In IMPLAN, Institutions are entities that create final demand in an economy including: households, federal, state, and local government institutions, capital, inventory, and trade.
National household Personal Consumption Expenditures (PCE) are estimated using the BEA Benchmark I-O-to-PCE bridge tables and current PCE data from the BEA's Nation Income and Product Accounts (NIPA) tables. The spending patterns for each of the nine household income categories are based on the BLS Consumer Expenditure Survey (CES).
NIPA PCE Data
- Annual and current
- National level
- Only one spending pattern (i.e., not separated by income group)
- The NIPA table has 100 or so expenditure categories. The BEA benchmark I-O tables are used to distribute these expenditure categories among the IMPLAN Industries

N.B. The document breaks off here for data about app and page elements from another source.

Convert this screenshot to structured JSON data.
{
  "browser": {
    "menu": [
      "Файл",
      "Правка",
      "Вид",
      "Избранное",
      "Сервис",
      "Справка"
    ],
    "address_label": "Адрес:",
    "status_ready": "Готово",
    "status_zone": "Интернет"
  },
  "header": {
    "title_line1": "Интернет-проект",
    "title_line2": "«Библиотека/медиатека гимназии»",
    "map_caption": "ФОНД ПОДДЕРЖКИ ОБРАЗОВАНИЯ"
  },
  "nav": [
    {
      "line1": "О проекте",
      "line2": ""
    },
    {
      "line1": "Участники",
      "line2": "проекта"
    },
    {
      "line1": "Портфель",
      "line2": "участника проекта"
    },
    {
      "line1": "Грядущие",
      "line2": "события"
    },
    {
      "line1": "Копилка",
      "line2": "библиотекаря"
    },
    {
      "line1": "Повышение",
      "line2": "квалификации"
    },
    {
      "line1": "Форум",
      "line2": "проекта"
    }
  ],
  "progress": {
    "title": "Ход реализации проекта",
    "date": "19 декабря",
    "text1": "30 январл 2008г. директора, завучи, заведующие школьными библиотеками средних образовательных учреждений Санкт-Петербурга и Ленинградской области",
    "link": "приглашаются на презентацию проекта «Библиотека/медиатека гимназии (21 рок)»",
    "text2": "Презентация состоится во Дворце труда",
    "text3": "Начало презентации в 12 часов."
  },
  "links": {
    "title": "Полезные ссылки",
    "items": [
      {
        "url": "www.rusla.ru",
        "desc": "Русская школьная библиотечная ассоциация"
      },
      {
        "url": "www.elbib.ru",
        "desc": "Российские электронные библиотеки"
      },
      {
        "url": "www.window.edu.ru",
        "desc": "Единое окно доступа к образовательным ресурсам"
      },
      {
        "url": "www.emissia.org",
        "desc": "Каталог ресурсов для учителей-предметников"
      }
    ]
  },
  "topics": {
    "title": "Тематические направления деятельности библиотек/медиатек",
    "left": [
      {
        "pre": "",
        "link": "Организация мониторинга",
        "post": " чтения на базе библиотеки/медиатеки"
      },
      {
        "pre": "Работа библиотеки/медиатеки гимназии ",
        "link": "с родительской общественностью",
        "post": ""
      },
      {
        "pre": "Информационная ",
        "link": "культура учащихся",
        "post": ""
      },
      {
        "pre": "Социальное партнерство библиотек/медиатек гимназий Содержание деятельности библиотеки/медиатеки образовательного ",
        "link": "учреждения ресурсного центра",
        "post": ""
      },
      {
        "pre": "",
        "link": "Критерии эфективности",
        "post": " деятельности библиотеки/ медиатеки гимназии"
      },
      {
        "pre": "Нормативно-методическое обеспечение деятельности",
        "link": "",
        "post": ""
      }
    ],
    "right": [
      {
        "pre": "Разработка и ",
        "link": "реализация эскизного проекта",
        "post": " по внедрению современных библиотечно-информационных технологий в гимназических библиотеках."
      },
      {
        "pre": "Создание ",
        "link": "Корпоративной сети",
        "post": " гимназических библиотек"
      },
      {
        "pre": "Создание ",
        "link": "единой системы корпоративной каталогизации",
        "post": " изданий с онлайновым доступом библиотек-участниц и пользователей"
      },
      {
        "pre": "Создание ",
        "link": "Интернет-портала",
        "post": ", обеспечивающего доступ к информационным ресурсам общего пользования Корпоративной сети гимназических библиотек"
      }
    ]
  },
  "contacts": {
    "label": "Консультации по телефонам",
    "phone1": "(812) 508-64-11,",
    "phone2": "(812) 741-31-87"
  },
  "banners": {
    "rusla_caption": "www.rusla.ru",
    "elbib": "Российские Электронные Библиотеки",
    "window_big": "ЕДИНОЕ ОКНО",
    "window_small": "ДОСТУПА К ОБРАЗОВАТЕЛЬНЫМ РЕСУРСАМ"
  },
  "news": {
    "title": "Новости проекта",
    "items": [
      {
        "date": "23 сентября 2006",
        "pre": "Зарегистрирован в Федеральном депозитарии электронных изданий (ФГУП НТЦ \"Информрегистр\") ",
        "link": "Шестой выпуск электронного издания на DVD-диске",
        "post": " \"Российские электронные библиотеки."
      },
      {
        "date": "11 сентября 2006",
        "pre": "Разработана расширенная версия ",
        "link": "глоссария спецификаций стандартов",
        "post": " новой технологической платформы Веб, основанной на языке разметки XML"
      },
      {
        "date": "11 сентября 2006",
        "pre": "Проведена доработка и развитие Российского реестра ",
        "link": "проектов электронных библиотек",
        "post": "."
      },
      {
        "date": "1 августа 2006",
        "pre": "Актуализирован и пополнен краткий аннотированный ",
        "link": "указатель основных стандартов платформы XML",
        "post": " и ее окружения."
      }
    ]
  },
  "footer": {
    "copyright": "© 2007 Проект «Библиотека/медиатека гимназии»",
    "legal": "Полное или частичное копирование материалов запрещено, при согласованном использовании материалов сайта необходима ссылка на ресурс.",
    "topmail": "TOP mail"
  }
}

- The PCE data are in purchaser prices, so margining is necessary to obtain producer prices for use in IMPLAN
BLS CES Data

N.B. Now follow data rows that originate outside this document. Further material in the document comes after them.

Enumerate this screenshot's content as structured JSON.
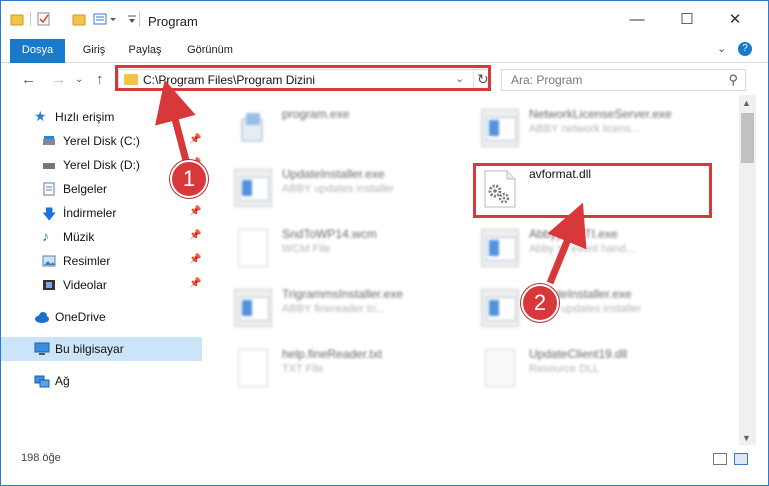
{
  "window": {
    "title": "Program"
  },
  "ribbon": {
    "tabs": [
      "Dosya",
      "Giriş",
      "Paylaş",
      "Görünüm"
    ]
  },
  "address": {
    "path": "C:\\Program Files\\Program Dizini",
    "search_placeholder": "Ara: Program"
  },
  "sidebar": {
    "items": [
      {
        "label": "Hızlı erişim",
        "icon": "star-icon"
      },
      {
        "label": "Yerel Disk (C:)",
        "icon": "drive-icon"
      },
      {
        "label": "Yerel Disk (D:)",
        "icon": "drive-icon"
      },
      {
        "label": "Belgeler",
        "icon": "documents-icon"
      },
      {
        "label": "İndirmeler",
        "icon": "download-icon"
      },
      {
        "label": "Müzik",
        "icon": "music-icon"
      },
      {
        "label": "Resimler",
        "icon": "pictures-icon"
      },
      {
        "label": "Videolar",
        "icon": "videos-icon"
      },
      {
        "label": "OneDrive",
        "icon": "cloud-icon"
      },
      {
        "label": "Bu bilgisayar",
        "icon": "computer-icon"
      },
      {
        "label": "Ağ",
        "icon": "network-icon"
      }
    ]
  },
  "files": [
    {
      "name": "program.exe",
      "desc": ""
    },
    {
      "name": "NetworkLicenseServer.exe",
      "desc": "ABBY network licens..."
    },
    {
      "name": "UpdateInstaller.exe",
      "desc": "ABBY updates installer"
    },
    {
      "name": "avformat.dll",
      "desc": ""
    },
    {
      "name": "SndToWP14.wcm",
      "desc": "WCM File"
    },
    {
      "name": "AbbyyEvSTI.exe",
      "desc": "Abby sti event hand..."
    },
    {
      "name": "TrigrammsInstaller.exe",
      "desc": "ABBY finereader tri..."
    },
    {
      "name": "UpdateInstaller.exe",
      "desc": "ABBY updates installer"
    },
    {
      "name": "help.fineReader.txt",
      "desc": "TXT File"
    },
    {
      "name": "UpdateClient19.dll",
      "desc": "Resource DLL"
    }
  ],
  "status": {
    "count": "198 öğe"
  },
  "annotations": {
    "step1": "1",
    "step2": "2"
  },
  "colors": {
    "accent": "#1979ca",
    "annotation": "#d9383a",
    "selected": "#cce4f7"
  }
}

- Annual but lagged
- National level
- Gives us the expenditures by income class; we control these to the NIPA PCE totals
Federal Government sales and expenditures data are estimated using NIPA control totals and the Benchmark I-O distribution, with the exception of the timber sales data, which are from the U.S. Forest Service.
Data for State and Local Government sales and revenues are obtained from a combination of the five-year Census of State and Local Government Finances, the Annual Survey of State and Local Government Finances, and the Annual Survey of State Government Tax Collections. State and Local Government expenditures are estimated using NIPA control totals and the Benchmark I-O distribution.
For manufacturing, the Annual Survey of Manufacturers provides the inventory data. Other Industries are derived from Benchmark I-O ratios.
IMPORTS AND EXPORTS
For the U.S., data for the foreign trade of commodities come from the Department of Commerce import and export trade data, which includes a concordance that maps the data to NAICS. Service trade is based on the BEA Benchmark I-O tables and controlled to current NIPA values. For sub-national regions, foreign imports are assumed to make up the same proportion of the region's demand as for the U.S. Similarly, foreign exports are assumed to make up the same proportion of the region's supply as for the U.S. For example, if the U.S. satisfies 80% of its sugar demands with foreign imports, then each state and county will also satisfy 80% of their sugar demands with foreign imports.
After foreign trade has been removed, IMPLAN's gravity model is used to estimate domestic trade of goods and services.
We use current-year NIPA investment data by aggregated Industry making the investment and allocate that to more detailed Industries according to the latest Benchmark I-O tables.
Video: IMPLAN Data Sources
BEA Article: Where do those numbers come from?
Written August 30, 2023